Specialists from a hacking course reported the finding of a security vulnerability in Signal, a messaging platform with a focus on user privacy. According to Tenable researchers, exploiting this flaw could allow tracking user activity by simply calling their number in the app. Signal is very popular with journalists, activists and even political refugees, so exploitation could have disastrous consequences.
David Wells, researcher in charge of the finding, points out that there are two fundamental aspects to this vulnerability. The first is that if two Signal users have each other as contacts, they may be able to determine their mutual location and IP address of the other with just one call, even if the other user does not answer the call.
On the other hand, hacking course experts mention that this information exposure could be triggered even if the target user receives a call from Signal from an unknown number, in addition, the attackers do not even rely on the victim answering the call to determine an approximate location.
“It’s a little strange that someone can get your location with just one phone call,” Wells says. “You could use a prepaid phone and call the target user; everything happens so fast that there is only one missed call log left of an unknown number.

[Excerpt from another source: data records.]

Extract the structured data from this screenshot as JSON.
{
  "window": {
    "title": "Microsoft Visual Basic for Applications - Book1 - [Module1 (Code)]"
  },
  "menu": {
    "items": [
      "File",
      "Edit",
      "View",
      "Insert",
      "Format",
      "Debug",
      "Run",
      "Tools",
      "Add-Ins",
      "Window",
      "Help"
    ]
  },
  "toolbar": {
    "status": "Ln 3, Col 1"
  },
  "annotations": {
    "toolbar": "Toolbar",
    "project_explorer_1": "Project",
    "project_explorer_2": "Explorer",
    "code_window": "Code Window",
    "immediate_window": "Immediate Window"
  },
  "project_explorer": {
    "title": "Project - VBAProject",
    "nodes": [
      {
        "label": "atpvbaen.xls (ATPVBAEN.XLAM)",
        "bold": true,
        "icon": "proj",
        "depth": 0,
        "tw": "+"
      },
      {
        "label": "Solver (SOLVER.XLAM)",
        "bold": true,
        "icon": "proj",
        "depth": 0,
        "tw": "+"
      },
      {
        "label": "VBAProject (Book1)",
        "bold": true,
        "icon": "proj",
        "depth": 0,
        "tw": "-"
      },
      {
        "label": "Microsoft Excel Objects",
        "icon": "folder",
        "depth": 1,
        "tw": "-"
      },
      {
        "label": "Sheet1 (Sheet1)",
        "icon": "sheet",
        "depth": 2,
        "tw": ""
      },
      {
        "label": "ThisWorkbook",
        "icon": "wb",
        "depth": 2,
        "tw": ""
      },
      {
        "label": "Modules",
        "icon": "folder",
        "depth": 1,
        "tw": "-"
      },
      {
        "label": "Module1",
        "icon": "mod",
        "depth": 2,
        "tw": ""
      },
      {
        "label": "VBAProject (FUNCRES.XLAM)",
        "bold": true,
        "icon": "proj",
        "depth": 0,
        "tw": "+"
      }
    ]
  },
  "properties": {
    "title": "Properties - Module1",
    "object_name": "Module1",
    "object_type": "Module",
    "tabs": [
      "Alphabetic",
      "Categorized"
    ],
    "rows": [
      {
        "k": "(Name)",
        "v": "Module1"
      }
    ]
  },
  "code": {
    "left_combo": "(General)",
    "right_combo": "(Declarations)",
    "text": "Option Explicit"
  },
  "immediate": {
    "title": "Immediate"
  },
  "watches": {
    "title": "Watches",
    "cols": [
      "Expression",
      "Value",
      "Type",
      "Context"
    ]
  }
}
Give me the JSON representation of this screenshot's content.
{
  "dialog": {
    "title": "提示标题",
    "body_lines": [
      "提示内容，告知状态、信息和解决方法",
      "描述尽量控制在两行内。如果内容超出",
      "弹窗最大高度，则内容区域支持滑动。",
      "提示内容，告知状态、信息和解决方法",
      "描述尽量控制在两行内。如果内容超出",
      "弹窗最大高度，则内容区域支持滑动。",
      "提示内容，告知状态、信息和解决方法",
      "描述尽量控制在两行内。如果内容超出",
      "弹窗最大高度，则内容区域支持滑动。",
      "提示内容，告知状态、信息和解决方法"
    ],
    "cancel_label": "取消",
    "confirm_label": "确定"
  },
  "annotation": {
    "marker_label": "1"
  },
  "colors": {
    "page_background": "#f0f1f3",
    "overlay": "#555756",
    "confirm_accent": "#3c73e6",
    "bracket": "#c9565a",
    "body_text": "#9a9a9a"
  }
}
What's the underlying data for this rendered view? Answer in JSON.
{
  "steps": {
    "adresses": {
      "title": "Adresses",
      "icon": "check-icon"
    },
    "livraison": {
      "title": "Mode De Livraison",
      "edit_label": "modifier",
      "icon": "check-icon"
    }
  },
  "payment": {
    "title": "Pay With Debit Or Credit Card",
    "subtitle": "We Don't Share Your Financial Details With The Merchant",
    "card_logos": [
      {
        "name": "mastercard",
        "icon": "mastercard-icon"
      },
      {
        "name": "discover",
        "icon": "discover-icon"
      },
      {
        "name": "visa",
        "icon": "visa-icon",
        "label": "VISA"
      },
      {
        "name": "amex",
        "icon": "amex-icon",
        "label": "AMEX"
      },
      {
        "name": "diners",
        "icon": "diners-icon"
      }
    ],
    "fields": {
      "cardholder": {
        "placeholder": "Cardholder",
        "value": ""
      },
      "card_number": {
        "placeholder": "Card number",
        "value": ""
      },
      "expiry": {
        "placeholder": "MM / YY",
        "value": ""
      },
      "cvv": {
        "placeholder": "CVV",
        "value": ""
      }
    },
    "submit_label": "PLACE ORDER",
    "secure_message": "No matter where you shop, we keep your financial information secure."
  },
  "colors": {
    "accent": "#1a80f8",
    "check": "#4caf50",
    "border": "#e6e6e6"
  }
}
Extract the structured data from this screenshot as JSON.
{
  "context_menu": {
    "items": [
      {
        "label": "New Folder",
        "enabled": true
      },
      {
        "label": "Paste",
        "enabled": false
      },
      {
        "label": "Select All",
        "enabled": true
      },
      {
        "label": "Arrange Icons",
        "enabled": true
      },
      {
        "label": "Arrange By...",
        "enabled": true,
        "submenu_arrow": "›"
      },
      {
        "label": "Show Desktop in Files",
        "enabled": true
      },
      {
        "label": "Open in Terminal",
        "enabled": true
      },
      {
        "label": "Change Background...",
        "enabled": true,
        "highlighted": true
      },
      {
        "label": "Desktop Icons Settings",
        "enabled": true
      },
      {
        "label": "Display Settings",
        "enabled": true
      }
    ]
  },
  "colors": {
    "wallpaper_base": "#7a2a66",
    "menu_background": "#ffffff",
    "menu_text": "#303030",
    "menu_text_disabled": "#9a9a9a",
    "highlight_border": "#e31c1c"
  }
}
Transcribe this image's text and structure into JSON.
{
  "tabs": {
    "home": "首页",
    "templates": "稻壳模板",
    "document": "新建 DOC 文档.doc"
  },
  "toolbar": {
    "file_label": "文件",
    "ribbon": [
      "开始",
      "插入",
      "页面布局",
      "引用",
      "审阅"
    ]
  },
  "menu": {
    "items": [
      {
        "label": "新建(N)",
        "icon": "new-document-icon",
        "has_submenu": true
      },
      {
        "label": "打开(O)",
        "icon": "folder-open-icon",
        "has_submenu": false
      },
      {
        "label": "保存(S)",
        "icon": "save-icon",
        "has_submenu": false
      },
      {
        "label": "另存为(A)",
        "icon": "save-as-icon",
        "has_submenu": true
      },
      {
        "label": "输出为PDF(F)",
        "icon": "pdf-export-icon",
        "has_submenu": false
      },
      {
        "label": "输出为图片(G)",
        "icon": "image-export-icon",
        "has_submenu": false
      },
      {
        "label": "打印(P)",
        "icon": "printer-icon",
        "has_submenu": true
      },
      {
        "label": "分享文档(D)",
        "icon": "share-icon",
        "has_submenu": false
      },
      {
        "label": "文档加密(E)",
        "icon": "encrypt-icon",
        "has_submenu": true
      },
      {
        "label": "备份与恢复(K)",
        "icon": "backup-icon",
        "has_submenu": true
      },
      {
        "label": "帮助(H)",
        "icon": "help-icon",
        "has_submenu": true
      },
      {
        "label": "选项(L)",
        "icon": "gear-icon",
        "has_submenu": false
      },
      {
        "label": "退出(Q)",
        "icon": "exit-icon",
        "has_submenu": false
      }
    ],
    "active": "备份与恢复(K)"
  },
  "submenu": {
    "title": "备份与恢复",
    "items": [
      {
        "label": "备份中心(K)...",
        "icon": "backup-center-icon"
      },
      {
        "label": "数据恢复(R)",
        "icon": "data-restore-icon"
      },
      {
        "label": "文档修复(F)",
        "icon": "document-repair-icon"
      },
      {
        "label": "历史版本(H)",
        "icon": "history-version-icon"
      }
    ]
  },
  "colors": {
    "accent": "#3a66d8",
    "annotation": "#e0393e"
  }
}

This is more than enough for the attacker to verify which DNS server the phone connects to and force it to respond; Knowing which DNS server you are interacting with, it is possible to determine a general location,” adds the hacking course expert.
It should be noted that this method is unreliable; during his investigation, Wells called a Signal user based in Pennsylvania, although the associated DNS server dropped a location in Toronto, hundreds of miles away.
Apparently the problem lies inside the application, and unlike other variants of attacking users of messaging services (such as phishing), there is nothing users can do to keep themselves secure, the International Institute of Cyber Security (IICS) reports.
Signal has not stated anything about it, although a source close to the company mentioned that an update patch will soon be available on application platforms. While Wells considers this not a critical flaw, the fact that applications with access to this kind of details leave so many loose ends is undesirable: “I wouldn’t say this is a hacking attack, because we’re not breaking encryption in Signal or anything like that, although the firm needs to fix this issue,” Wells concludes.
He is a well-known expert in mobile security and malware analysis. He studied Computer Science at NYU and started working as a cyber security analyst in 2003. He is actively working as an anti-malware expert. He also worked for security companies like Kaspersky Lab. His everyday job includes researching about new malware and cyber security incidents. Also he has deep level of knowledge in mobile security and mobile vulnerabilities.